First, be sure to read the Radio Response website. I am the primary author there, so reading that is as good as reading this. Except there I have to be a bit more professional and circumspect.
A few days ago I moved to Bay St. Louis. The work was really heating up down here for IT generalists (as they charitably call people who aren’t allowed on towers…). The cynic would also point out that once the Bay St. Louis team’s lodgings were upgraded to include air conditioning I consented to go to Bay St. Louis.
Look, I’m a datacenter guy, not a tower monkey. I don’t DO hot.
It’s been nice working here at the EOC. There are interesting people to talk to, when you feel like it. There is hands on work to do out in the community. Today at the feeding center, we had several people come up to us and respond positively to the news that any day now there would be free internet and phone calls where they eat three meals a day. We picked that site because we knew that it would reduce the necessity of marketing; the food brings them in, the free long distance keeps them coming back.
My schedule here works like this… at 6:30 or so our team leader here (Joe) turns on the lights and I get up. I go to breakfast and a morning meeting at 7am to get an assignment for the day. I sometimes get partnered with someone, sometimes I work alone. Depending on the work, I head back to the EOC at lunch for a sack lunch. Today I ate on the run because the network was coming up around lunch and I was too excited to stop and eat. We work until sunset and eat back at the EOC. I spend the evening on “office work”, then shower and hit the sack. I’m working too many hours, but each hour is interesting, so I’ll keep at it until there’s a reason to change it.
It has been hot and humid, but the weather changed a bit as Rita came into the gulf. We started to get some breezes, and the air turned less humid. I think it might be because the wind is coming off the land instead of off the sea, but I haven’t taken the time to really check.
The National Guard folks are rotating out. Some are coming to replace them, but not as much. Earlier in the week, then it seemed like Rita might come this way, they were packing up pretty fast. That was a little worrying, except that they have so much more crap to move than we do. I can just get in my car and drive north. They have a day of packing to do first.
Today we got an infusion of fresh blood and brainpower from the folks at SoCalFreenet.org. One of the guys wrote the wireless book I took to Guatemala with me. This place is really attracting a great crowd. Hopefully we can keep the volunteers coming. It will get pretty tough to keep making progress if it dwindles to just Mac and me!

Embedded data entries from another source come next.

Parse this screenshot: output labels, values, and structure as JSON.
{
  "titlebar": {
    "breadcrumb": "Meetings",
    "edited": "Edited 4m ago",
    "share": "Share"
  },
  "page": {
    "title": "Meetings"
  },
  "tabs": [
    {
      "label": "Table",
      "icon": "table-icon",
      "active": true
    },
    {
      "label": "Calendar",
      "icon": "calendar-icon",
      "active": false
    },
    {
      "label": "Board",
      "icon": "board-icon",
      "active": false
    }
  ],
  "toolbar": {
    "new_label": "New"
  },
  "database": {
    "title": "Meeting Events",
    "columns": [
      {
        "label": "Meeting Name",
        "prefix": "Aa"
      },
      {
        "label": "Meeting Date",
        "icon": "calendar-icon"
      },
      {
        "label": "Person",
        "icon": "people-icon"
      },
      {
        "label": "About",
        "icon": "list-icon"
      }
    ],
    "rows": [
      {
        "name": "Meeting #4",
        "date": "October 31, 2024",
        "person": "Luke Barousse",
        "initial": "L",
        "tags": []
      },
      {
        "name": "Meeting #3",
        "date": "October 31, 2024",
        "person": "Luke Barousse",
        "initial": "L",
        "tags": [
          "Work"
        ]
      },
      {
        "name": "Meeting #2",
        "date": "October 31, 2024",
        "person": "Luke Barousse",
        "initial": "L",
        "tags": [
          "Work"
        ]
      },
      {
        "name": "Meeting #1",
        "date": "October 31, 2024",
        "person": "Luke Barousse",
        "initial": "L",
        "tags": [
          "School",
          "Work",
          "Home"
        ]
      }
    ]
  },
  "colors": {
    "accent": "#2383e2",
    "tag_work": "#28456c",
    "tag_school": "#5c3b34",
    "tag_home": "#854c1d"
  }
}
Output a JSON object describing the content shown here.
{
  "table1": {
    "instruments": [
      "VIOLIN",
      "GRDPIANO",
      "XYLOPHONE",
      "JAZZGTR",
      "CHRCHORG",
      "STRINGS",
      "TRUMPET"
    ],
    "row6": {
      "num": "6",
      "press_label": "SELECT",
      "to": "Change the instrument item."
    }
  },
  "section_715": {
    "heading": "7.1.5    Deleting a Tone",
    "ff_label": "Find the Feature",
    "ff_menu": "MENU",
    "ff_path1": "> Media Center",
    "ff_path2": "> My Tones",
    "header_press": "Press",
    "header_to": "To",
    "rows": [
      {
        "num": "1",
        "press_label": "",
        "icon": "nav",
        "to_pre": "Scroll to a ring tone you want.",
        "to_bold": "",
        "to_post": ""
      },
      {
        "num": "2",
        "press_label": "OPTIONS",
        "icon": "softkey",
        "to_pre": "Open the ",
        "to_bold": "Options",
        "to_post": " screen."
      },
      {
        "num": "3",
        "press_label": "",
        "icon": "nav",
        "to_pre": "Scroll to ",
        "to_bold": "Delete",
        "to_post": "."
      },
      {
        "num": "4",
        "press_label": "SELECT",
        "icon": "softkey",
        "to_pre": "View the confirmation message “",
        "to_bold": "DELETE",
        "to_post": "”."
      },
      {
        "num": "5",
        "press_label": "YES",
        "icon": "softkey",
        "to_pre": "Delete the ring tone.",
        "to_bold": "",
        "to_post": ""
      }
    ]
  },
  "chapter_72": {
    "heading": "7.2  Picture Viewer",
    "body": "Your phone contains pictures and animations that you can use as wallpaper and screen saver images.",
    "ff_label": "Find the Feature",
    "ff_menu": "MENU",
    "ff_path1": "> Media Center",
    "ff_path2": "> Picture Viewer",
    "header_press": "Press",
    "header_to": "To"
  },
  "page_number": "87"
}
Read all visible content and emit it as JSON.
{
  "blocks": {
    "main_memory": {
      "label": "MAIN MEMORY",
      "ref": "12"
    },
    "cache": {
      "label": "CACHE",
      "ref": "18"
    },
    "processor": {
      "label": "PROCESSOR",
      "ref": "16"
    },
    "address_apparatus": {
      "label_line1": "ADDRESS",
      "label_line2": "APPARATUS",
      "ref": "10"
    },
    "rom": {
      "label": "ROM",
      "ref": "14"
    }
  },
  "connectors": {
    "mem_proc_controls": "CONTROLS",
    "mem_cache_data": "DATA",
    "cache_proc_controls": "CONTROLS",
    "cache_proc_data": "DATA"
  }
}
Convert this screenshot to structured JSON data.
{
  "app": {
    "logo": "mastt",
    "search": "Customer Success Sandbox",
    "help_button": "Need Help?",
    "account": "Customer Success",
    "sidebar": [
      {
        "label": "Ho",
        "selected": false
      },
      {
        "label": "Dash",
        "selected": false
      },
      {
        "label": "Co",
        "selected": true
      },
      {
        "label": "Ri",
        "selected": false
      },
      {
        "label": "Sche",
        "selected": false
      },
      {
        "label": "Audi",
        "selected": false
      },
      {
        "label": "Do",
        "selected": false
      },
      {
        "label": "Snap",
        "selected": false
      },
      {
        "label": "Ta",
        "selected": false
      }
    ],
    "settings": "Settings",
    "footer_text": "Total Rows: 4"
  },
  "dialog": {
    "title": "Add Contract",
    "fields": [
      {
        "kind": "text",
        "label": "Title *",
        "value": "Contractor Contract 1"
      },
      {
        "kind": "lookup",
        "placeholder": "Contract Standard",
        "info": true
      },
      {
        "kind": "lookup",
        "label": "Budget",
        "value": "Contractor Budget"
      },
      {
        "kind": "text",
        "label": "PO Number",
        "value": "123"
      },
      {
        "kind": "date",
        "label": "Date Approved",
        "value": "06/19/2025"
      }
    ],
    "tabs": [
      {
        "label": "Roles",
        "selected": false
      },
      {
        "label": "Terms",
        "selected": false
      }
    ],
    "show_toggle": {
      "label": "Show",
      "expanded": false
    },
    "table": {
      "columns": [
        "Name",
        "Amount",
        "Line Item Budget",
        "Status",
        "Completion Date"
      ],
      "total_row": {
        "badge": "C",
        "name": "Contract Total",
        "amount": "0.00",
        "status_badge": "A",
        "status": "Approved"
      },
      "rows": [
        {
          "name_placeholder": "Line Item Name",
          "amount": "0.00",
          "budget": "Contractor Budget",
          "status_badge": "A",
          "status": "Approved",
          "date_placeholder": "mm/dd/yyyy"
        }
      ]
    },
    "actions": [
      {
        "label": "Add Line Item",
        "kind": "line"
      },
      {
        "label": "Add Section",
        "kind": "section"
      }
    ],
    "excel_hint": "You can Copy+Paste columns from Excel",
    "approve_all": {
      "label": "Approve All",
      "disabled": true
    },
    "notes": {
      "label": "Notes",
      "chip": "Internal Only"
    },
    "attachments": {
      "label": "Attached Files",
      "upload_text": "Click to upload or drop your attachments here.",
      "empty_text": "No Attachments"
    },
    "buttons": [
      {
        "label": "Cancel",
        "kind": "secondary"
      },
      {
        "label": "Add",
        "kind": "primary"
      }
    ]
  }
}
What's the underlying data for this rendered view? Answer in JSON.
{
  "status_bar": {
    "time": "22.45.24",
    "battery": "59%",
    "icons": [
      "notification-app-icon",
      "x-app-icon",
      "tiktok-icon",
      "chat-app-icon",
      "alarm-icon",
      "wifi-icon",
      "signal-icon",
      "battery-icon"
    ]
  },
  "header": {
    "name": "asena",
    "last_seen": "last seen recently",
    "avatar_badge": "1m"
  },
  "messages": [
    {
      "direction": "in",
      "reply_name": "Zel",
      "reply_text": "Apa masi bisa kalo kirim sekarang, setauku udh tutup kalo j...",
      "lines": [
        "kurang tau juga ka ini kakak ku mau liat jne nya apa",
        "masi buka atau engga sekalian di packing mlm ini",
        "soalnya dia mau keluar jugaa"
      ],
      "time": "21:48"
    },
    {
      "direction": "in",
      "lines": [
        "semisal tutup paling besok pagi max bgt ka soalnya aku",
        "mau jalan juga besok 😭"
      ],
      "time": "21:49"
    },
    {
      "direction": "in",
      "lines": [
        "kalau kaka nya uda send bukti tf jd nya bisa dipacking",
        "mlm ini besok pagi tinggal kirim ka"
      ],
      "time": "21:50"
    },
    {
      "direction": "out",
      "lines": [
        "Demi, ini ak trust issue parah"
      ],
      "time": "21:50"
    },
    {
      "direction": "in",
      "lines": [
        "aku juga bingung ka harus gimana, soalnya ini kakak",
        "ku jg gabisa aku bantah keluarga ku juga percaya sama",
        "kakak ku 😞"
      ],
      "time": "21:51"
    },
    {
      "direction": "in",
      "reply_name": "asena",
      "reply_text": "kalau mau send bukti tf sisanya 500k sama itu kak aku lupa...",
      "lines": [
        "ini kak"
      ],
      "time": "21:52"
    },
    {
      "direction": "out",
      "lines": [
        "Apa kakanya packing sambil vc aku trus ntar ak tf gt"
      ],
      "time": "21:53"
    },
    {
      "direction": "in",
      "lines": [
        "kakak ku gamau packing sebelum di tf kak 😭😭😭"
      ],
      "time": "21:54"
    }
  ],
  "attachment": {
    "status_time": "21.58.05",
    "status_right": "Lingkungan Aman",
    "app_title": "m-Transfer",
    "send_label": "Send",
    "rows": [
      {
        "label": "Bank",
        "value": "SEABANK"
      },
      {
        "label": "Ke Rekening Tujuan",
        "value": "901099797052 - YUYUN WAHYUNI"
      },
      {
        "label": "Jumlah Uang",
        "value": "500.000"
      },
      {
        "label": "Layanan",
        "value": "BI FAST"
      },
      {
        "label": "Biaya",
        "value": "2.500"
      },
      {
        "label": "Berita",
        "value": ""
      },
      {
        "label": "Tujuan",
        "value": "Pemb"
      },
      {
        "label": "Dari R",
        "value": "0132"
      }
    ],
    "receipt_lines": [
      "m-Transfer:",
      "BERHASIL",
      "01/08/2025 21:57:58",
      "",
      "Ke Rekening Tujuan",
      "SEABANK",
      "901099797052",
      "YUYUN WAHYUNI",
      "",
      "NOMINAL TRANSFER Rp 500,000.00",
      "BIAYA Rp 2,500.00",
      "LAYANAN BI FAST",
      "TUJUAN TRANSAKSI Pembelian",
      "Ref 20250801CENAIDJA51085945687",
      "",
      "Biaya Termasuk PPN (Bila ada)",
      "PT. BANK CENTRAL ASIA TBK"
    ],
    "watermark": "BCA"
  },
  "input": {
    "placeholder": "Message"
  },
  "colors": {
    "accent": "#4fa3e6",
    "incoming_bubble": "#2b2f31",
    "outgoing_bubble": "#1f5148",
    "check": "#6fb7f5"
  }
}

There’s been no news on an FCC grant, or any other money. We have a dedicated guy working on it, but the wheels of government turn slowly. If you want to throw a hail mary pass, drop your representatives to congress a line and tell them Radio Response is the kind of people’s initiative that should be rewarded with modest support. We don’t want much, just our gas money paid for. We’re already getting food and shelter from the EOC (though we had to work hard to prove ourselves to get that). What we’ve done so far has an input of well under 1/10000 of 1 percent of the total amount budgeted for Katrina response. All we are asking for is our 1/10000 of a percent.